Saturday, September 17, 2011

Shameless Angry Black Woman Repost

I love the Angry Black Woman blog for a number of reasons. The post linked here is a gem from the archives about potential ways to improve diversity among speculative fiction markets.

(I think the kind of underlying question is: "Do you believe diversity in genre fiction is a goal worth expending effort toward?" Obviously Angry Black Woman thinks yes, and I agree, but I think the other side is less "Eeek, diversity makes me terribly uncomfortable!" and more "eh, it SOUNDS nice, but wouldn't that take more work from me?" So really it's not just do you agree in principle, but are you willing to work for it?)


  1. Meh, I tried to post a long response several times, but it won't take it, due to size. Even tried to break it up but no good.

    I disagree with almost the whole thing. I am sure that doesn't surprise you.

  2. We do seem to have an established pattern about these things. Can I hit you up for it in an e-mail?

  3. Done, sent to you both. Have at it.

  4. I'm not sure that it is worth the effort, because the reader is going to put their interpretation on the writer's words. I'll give you an example using one of your stories that I critiqued years ago.

    I can't remember the name of the story, but I vividly remember the description of the MC's hair. It was like snakes writhing around her head or shoulders. You were describing a black woman with dreadlocks. I saw a white woman with Shirley Temple curls.

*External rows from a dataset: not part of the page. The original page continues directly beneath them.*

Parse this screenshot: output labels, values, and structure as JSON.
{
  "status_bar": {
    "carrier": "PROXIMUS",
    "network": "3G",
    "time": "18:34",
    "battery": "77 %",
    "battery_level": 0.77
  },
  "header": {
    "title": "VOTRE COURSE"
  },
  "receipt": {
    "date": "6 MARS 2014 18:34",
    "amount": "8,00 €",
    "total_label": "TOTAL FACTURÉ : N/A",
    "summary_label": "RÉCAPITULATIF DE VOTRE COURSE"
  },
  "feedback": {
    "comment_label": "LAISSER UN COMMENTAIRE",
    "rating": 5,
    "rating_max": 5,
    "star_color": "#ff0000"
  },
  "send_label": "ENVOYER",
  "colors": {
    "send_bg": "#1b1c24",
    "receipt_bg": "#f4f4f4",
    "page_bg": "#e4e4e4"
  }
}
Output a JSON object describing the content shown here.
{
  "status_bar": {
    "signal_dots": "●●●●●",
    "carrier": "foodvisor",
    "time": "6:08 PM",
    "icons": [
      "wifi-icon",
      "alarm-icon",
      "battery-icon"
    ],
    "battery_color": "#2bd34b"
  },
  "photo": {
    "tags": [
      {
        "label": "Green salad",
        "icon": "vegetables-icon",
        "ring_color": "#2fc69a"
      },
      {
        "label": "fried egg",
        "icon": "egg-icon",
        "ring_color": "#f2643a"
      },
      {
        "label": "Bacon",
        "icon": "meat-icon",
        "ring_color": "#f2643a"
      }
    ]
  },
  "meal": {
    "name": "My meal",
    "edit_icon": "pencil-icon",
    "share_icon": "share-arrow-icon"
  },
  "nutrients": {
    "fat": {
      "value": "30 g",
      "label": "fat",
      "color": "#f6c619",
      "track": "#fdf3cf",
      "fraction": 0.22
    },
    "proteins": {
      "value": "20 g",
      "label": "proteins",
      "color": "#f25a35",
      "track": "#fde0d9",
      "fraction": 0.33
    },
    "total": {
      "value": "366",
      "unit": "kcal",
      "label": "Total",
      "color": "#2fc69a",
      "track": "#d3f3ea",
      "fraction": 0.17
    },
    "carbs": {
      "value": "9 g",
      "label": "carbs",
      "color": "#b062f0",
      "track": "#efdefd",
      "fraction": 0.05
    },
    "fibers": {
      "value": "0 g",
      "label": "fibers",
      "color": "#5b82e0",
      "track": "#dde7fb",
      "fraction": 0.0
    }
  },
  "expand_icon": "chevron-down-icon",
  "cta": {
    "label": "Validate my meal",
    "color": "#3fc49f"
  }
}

    It is not politically correct, but the truth is unless the author specifically states the character is some other race, then I see the character as white. And it can't be done obliquely as you did in the story I mentioned above. It has to be spelled out: Asian, African-American, Pacific Islander, Arab, etc. If the author says brown skin, I think tan. If they say olive skin, I think Mediterranean.

    And that isn't because I'm a racist. It's because most of the people I know in the real world are European Americans. I bring my reality into the books that I read. My reality is someone with brown skin is probably tanned not African-American. Someone with olive skin is probably Italian not Asian, unless the story is set in LA or in graduate school, then I see Asian not Italian. (Most of my classmates in Grad School were Chinese. I knew a lot of Koreans when I lived in LA.)

    Names can help identify the character's nationality. I'm not going to mistake someone named Jackie Chan for an Italian nor someone named Al Giordino for an Asian. (Though of course they could be.) But most fantasy writers use made up names so that clue is missing for someone like me.

    And really unless race or nationality is an issue in the story, then I don't think it should be a big deal. It doesn't matter to me whether the MC is black, white, or purple with pink polka dots. What does matter is that I can understand and relate to the character and that I care what happens to them.

    I think that the best story to illustrate how stupid prejudice is is The Sneeches by Dr. Seuss. It should be required reading in first grade. :)

  5. found the passage!

    "She wore stacks of furs, even inside, to keep out the cold that her southern skin had never learned to abide. The ash tattoos on her face glowed against her dark features; the long, thick snakes of her hair were tipped with gold. Her strange idols hung around her neck, and she smiled, already a little drunk."

    Man, I wish I'd known you thought so at the time. The fact that she was the only black person he'd ever met, and then he went home into her culture to meet her family and had to deal with her culture where he was the outsider (racially, culturally, religiously, and gender wise) was... kind of the whole story. He was actually the only speaking character in that who was white.

    I think that aspect of it is kind of out of my control as an author. I've never actually polled, but I think that one got through for most people, and I don't think that's sufficient reason not to try, even if doesn't land 100% of the time with 100% of the people. You know?

  6. Yes! That's it. This is what I love about your work. I read that five years ago and I still remember it. Your prose sticks in my mind. It's the mark of a great storyteller.

    Actually, your response to my comment at the time clued me in to her being african-american. I felt so stupid for not seeing her that way. I got that she was different from him and that he had to deal with those differences which is why I didn't say anything until now.

    Their story is a universal truth not just one of white meets black. They would have the same struggle if one was latin american and one was asian, or Wasp northerner and Irish Catholic southerner, or Norwegian and Italian, or purple with pink polka dots and yellow with green stripes.

    I think that you can be more effective in pointing out the issues of prejudice if you don't use identifiable races. The Sneeches is so effective in pointing out how ridiculous it is for someone to feel superior to another because of they way they look (with a star on their belly or not) that anyone of any race can read it and say "Yeah, that's silly." The reader isn't bringing their cultural prejudice to the table.

    Furthermore, if the author doesn't specifically say what color the character's skin is then the reader can paint it any color that they want. We're all the same inside. Unless prejudice has significantly shaped who the character is then the color of their skin is irrelevant to who they are.

  7. Here, since I was hard on you, maybe this will help: